48% of European Rivers are exposed to Hydromorphological pressures – Source: EC Environment.
Hydromorphology considers the physical character and water content of water bodies. Good hydromorphological conditions support aquatic ecosystems (i.e. hydromorphological elements such as water flow and substrate provide physical habitat for biota such as fish, invertebrates and aquatic macrophytes).
While hydromorphological impacts are not as severe compared to other European countries, it is an area that requires more attention in Ireland.
Significant pressures have been identified for waterbodies that are at risk of not meeting their water quality objectives under the EU Water Framework Directive. While there are a multitude of pressures in every waterbody, the significant pressures are those pressures which need to be addressed in order to improve water quality. Many of our waterbodies have multiple significant pressures. Impacts from hydromorphology include sediment/siltation pollution and alteration to the physical environment.
- impoundment (i.e. dams and weirs)
- land drainage
- bank erosion
Hydromorphological risk assessment approach for rivers, lakes, transitional and coastal water bodies
- Preliminary Risk Screening: incorporating information on water bodies with known hydromorphological issues based on expert opinion, along with evaluating national monitoring data in order to identify any indications of other pressures other than eutrophication. This will help identify water quality issues that need to be addressed first; it is vital to tackle water quality pressures prior to implementing hydromorphological measures. These water bodies, along with water bodies with known impacts caused by hydromorphological pressures, will be given high priority for the next stage.
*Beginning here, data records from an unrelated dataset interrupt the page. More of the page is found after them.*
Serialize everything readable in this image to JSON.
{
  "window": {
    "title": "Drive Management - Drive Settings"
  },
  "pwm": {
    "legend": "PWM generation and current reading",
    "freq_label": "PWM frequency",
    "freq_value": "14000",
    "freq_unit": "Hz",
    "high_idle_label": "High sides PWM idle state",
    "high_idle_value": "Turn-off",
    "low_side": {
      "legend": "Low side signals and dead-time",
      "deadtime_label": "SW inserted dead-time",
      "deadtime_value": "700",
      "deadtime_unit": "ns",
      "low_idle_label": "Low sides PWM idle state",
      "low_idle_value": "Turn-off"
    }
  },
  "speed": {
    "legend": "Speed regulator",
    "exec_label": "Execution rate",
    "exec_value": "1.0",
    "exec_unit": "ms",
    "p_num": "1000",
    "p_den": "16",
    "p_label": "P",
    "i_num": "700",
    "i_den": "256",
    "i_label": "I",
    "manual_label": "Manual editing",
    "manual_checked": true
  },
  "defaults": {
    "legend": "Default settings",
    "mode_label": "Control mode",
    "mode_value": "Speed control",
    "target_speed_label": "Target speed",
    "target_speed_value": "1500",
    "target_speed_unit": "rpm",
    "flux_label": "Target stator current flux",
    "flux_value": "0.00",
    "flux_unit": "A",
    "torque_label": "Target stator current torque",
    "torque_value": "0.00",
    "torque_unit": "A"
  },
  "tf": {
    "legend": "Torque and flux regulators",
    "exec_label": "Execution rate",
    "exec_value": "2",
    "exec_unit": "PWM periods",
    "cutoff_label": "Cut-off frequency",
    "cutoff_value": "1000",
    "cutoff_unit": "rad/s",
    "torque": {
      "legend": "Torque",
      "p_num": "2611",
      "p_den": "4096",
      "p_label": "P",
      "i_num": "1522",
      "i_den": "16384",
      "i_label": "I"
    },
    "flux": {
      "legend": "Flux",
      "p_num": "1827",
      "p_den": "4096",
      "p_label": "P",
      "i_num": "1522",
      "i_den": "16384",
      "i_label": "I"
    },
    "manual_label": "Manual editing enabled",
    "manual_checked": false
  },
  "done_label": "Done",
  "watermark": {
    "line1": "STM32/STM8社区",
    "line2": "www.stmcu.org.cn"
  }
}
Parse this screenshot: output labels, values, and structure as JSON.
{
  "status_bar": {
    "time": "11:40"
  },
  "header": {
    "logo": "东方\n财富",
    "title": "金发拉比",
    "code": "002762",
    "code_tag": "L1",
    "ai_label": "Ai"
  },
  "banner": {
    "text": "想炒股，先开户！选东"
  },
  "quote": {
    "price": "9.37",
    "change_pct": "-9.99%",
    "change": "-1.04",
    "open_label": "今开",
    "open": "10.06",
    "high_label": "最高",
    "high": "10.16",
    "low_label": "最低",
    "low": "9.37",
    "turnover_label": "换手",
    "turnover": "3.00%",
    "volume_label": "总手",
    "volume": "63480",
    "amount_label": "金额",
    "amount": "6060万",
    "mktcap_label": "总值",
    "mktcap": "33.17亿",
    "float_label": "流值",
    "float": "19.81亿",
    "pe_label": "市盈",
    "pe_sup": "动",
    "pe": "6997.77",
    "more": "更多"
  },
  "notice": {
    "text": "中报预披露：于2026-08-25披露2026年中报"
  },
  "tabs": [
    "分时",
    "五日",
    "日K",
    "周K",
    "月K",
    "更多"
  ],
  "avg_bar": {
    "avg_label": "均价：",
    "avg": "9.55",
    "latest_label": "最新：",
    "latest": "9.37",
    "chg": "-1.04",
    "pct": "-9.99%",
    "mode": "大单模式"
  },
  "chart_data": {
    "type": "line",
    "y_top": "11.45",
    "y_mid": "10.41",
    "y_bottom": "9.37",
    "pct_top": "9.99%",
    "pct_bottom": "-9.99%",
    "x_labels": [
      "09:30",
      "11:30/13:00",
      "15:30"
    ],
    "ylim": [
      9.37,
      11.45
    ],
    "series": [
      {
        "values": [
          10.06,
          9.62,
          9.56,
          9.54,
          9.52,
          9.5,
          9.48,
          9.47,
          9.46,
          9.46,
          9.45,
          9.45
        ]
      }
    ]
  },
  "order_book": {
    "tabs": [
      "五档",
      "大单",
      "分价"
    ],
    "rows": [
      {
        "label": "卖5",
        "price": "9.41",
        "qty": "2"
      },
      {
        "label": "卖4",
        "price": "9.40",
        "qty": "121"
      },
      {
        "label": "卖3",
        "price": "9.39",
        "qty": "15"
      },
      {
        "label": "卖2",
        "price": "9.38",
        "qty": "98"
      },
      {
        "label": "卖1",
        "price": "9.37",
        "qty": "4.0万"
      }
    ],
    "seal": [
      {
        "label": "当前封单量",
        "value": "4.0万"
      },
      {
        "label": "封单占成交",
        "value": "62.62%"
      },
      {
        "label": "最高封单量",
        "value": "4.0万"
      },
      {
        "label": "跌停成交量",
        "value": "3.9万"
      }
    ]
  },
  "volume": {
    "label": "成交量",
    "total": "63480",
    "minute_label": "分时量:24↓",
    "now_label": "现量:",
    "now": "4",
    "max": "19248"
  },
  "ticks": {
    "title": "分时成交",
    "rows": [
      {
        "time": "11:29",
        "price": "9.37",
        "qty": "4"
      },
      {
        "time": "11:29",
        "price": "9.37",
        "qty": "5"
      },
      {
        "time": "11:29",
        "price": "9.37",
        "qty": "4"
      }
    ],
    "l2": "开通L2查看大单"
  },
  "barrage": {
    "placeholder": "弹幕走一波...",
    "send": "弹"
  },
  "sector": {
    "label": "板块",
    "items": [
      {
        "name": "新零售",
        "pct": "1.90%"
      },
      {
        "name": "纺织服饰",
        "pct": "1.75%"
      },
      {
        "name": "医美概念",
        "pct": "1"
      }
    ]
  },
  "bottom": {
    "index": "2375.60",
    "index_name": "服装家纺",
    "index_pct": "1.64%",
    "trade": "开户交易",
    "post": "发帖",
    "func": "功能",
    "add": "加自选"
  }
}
- Initial Hydromorphological Characterisation: this will involve a GIS based desktop assessment to identify the screened water bodies that may be impacted by various hydromorphological pressures.
- Further hydromorphological characterisation: this can include actions such as field assessments to finally assign a risk category to the water body. This will allow the identification of appropriate mitigation and rehabilitation measures. Screening water bodies throughout the process will allow for a streamlined focused approach.